- August 3, 2007: At the request of the Mint, Congressmen Gutierrez (D-IL) and Frank (D-MA) introduce H.R. 3330 , the “Coin Materials Modernization Act of 2007,” legislation to give the Mint authority update the metallic content of coins.
- December 2006: Mint regulation prohibits melting of coins.
- July 17, 2006, Congressman Jim Kolbe (R-AZ) introduces the “Currency Overhaul for an Industrious Nation (COIN) Act,” (H.R.5818) to require the rounding of cash transactions to the nearest 5 cents.
2001 to 2005
- December 22, 2005, President Bush signs the “Presidential $1 Coin Act of 2005;” Title III honors the 200th anniversary of Lincoln’s birth with four new penny designs. The designs depict different aspects of our 16th President’s life on the reverse or “tails” side of the coin.
- July 17, 2001, Congressman Jim Kolbe (R-AZ) introduces the Legal Tender Modernization Act of 2001 (H.R. 2528), requires production of a two-dollar note and rounding of cash transactions to the nearest nickel.
1989 to 2000
- November 20, 1989, Congressman Jim Kolbe (R-AZ) introduces the Price Rounding Act of 1989 (H.R. 3761) to eliminate the penny in cash transactions and require rounding of prices to the nearest five cents.

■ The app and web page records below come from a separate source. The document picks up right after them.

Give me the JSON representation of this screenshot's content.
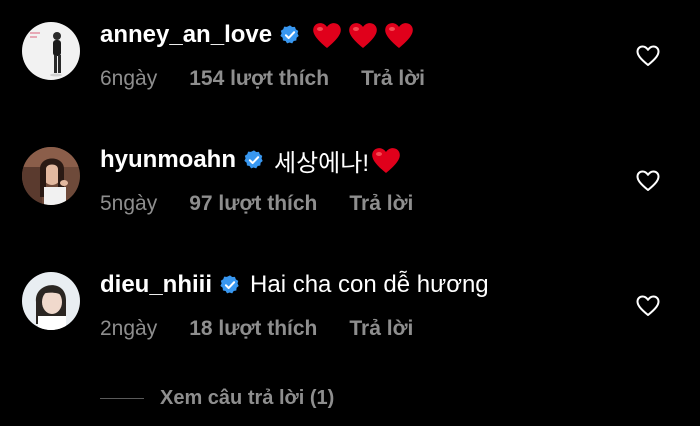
{
  "comments": [
    {
      "username": "anney_an_love",
      "text": "",
      "emoji_hearts": 3,
      "time": "6ngày",
      "likes": "154 lượt thích",
      "reply": "Trả lời"
    },
    {
      "username": "hyunmoahn",
      "text": "세상에나!",
      "emoji_hearts": 1,
      "time": "5ngày",
      "likes": "97 lượt thích",
      "reply": "Trả lời"
    },
    {
      "username": "dieu_nhiii",
      "text": "Hai cha con dễ hương",
      "emoji_hearts": 0,
      "time": "2ngày",
      "likes": "18 lượt thích",
      "reply": "Trả lời"
    }
  ],
  "view_replies": "Xem câu trả lời (1)",
  "colors": {
    "background": "#000000",
    "text": "#ffffff",
    "muted": "#8e8e8e",
    "verified": "#3897f0",
    "heart_emoji": "#e0001b"
  },
  "icons": {
    "verified": "verified-badge-icon",
    "like": "heart-outline-icon",
    "emoji": "red-heart-emoji-icon"
  }
}
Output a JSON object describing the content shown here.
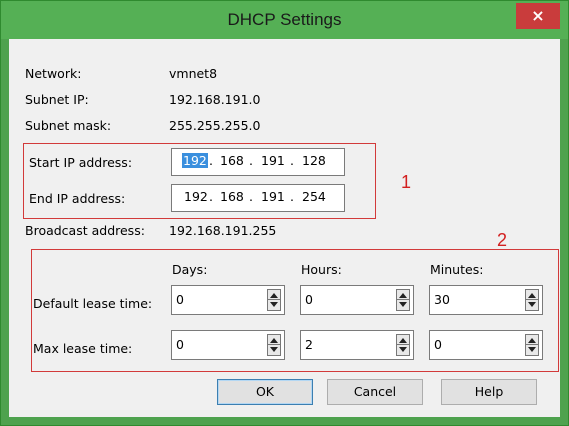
{
  "window": {
    "title": "DHCP Settings",
    "close_glyph": "×"
  },
  "info": {
    "network_label": "Network:",
    "network_value": "vmnet8",
    "subnet_ip_label": "Subnet IP:",
    "subnet_ip_value": "192.168.191.0",
    "subnet_mask_label": "Subnet mask:",
    "subnet_mask_value": "255.255.255.0"
  },
  "ip_range": {
    "start_label": "Start IP address:",
    "start_octets": [
      "192",
      "168",
      "191",
      "128"
    ],
    "end_label": "End IP address:",
    "end_octets": [
      "192",
      "168",
      "191",
      "254"
    ],
    "separator": "."
  },
  "broadcast": {
    "label": "Broadcast address:",
    "value": "192.168.191.255"
  },
  "lease": {
    "col_days": "Days:",
    "col_hours": "Hours:",
    "col_minutes": "Minutes:",
    "default_label": "Default lease time:",
    "default_days": "0",
    "default_hours": "0",
    "default_minutes": "30",
    "max_label": "Max lease time:",
    "max_days": "0",
    "max_hours": "2",
    "max_minutes": "0"
  },
  "annotations": {
    "box1": "1",
    "box2": "2",
    "color": "#d23a3a"
  },
  "buttons": {
    "ok": "OK",
    "cancel": "Cancel",
    "help": "Help"
  }
}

- June 20, 1989, Senate Banking Committee hearing on S. 814. Penn State economist Raymond Lombra testifies on the economic impact of penny elimination.
- April 17, 1989, Senator Pete Domenici (R-NM) introduces the “United States Coinage Reform Act of 1989,” (S. 814) to place into circulation $1 coins and conduct a study of phasing out production of one-cent and five-cent coins.
- February 22, 1989, Congressman Jim Kolbe (R-AZ) introduces the “United States Coinage Reform Act of 1989,” (H.R. 1068) that requires a $1 coin of an least 90% copper and a study of phasing out the one-cent and 50-cent coins.
- 2012 Navigant Consulting Report: Impact Of Eliminating The Penny On The United States Mint’s Costs And Profit in Fiscal Year 2011.
- 2012 Navigant Consulting Report: Potential Benefits To The United States Mint From Changing The Metallic Content Of Its Vended Coins To Multi-Ply Plated Steel.
- 2010 Statement by Mark Weller on The State of U.S. Coins and Currency before the House Financial Services Subcommittee on Domestic Monetary Policy and Technology
- 2008 Letter to Rep. Barney Frank from the U.S. Mint opposing HR 5512
- 2008 Statement by Albert Giles, President, Jarden Zinc Products, on HR 5512 before the House Financial Services Subcommittee on Domestic and International Monetary Policy, Trade and Technology
- 2006 Kolbe bill (H.R. 5818)
- 2005 Penny redesign law to honor Lincoln in 2009
- 2001 ACC Remarks on the Kolbe bill (H.R. 2528)
- 2001 Open letter in opposition to the Kolbe bill (HR 2528) — Eliminating the Penny: Pound Foolish!